Specifically, the Louisiana Fair Debt Collection Practices Act prohibits debt collectors or creditors from contacting 3rd parties regarding the debt who do not reside as the same household as the living creditor who has not waived this or other prohibited acts. However, the creditor may contact a third party regarding details about the person that owns the loans if they do so without discussing or disclosing the purported debt.
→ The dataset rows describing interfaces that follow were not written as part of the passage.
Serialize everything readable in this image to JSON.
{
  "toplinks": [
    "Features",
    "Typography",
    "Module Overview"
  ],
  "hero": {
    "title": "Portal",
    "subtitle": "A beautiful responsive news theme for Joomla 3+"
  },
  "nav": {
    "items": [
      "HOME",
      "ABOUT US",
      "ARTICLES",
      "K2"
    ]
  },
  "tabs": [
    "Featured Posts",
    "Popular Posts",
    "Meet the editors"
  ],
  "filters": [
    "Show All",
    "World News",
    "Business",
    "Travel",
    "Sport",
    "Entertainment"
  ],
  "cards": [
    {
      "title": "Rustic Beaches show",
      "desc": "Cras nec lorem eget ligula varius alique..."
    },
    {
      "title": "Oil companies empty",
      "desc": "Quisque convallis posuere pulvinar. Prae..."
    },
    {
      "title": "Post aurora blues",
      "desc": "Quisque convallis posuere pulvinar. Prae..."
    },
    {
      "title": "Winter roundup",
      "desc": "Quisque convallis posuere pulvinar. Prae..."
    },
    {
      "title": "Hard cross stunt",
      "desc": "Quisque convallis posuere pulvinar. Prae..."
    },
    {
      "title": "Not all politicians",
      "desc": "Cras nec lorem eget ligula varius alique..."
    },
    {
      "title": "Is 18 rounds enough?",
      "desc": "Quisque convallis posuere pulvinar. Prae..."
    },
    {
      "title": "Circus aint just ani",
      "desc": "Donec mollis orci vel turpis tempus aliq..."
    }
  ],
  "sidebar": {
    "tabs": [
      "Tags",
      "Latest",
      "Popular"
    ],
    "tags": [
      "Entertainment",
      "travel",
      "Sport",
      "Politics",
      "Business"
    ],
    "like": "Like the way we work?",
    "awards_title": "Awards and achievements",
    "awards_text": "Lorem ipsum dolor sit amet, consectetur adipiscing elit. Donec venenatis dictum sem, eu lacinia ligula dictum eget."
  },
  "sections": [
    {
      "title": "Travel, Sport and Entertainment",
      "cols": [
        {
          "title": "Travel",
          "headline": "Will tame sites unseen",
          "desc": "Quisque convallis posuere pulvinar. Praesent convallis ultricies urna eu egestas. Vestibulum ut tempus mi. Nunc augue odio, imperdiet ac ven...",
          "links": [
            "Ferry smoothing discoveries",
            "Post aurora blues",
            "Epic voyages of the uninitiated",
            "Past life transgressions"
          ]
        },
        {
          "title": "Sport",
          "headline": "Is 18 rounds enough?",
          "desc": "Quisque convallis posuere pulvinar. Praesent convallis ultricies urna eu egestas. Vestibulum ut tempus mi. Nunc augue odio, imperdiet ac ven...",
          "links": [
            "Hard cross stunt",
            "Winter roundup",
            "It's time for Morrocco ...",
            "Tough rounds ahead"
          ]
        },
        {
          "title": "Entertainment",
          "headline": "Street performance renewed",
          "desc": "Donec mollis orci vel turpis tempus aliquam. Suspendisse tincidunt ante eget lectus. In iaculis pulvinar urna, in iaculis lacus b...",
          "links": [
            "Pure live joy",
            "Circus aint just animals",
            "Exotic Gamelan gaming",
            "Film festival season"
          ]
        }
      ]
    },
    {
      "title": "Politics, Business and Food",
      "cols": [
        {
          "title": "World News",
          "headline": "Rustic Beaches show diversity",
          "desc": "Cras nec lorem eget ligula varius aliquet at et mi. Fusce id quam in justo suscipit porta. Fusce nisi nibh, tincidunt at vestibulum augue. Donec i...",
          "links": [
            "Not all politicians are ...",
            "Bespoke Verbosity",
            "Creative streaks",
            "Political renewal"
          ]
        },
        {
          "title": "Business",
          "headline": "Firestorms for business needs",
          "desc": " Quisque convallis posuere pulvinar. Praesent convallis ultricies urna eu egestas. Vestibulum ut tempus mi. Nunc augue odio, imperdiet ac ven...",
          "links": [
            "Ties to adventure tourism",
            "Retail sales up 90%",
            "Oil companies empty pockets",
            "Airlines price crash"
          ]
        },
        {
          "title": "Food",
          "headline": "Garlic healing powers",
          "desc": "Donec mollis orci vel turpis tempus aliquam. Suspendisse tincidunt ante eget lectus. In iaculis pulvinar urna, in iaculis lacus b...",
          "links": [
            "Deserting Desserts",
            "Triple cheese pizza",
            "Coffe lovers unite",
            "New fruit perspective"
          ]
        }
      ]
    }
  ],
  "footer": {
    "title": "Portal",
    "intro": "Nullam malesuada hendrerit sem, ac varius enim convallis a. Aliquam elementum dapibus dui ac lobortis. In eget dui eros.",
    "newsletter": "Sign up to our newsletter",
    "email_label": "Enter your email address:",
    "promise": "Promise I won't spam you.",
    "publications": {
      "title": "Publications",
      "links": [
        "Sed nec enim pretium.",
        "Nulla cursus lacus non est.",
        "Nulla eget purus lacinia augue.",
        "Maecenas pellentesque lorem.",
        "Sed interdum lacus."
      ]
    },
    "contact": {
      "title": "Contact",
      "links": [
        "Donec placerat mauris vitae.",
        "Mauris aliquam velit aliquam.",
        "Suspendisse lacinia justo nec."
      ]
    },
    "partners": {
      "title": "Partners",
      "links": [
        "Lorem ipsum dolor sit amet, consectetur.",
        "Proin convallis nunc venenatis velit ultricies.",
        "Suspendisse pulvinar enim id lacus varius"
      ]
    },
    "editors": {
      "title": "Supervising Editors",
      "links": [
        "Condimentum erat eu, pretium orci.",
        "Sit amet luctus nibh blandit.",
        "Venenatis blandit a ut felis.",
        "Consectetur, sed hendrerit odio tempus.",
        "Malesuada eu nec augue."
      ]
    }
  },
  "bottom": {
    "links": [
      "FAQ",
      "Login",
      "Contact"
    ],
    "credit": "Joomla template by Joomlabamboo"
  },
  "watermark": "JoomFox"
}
The Louisiana Fair Debt Collection Practices Act also requires the debt collector to limit mail contacts to one notice per month if the person with the debt has gone into default and provided specific notice in writing by certified mail to the debt collector requesting such limited communication. However, this does not preclude the debt collector from taking further legal action or potentially taking a maximum of four personal contacts with the debtor for the purpose of settling the obligation if not designed to threaten action not permitted by law. Additionally, if the debt collector obtains a judgement after being demanded to limit communications, they may again resume notwithstanding contacts with the person who the judgment is against.
Further, the Louisiana Fair Debt Collection Practices Act does not prohibit the debt collector from contacting any person to inquire about details surrounding property that may be seized to satisfy a debt after judgment, making amicable demands and filing suit, or contacting related persons with permission from the person that owns the debt in a reasonable manner.
If you are currently being contacted by a debt collector in any manner, contact a consumer advocate at Paramount Law today!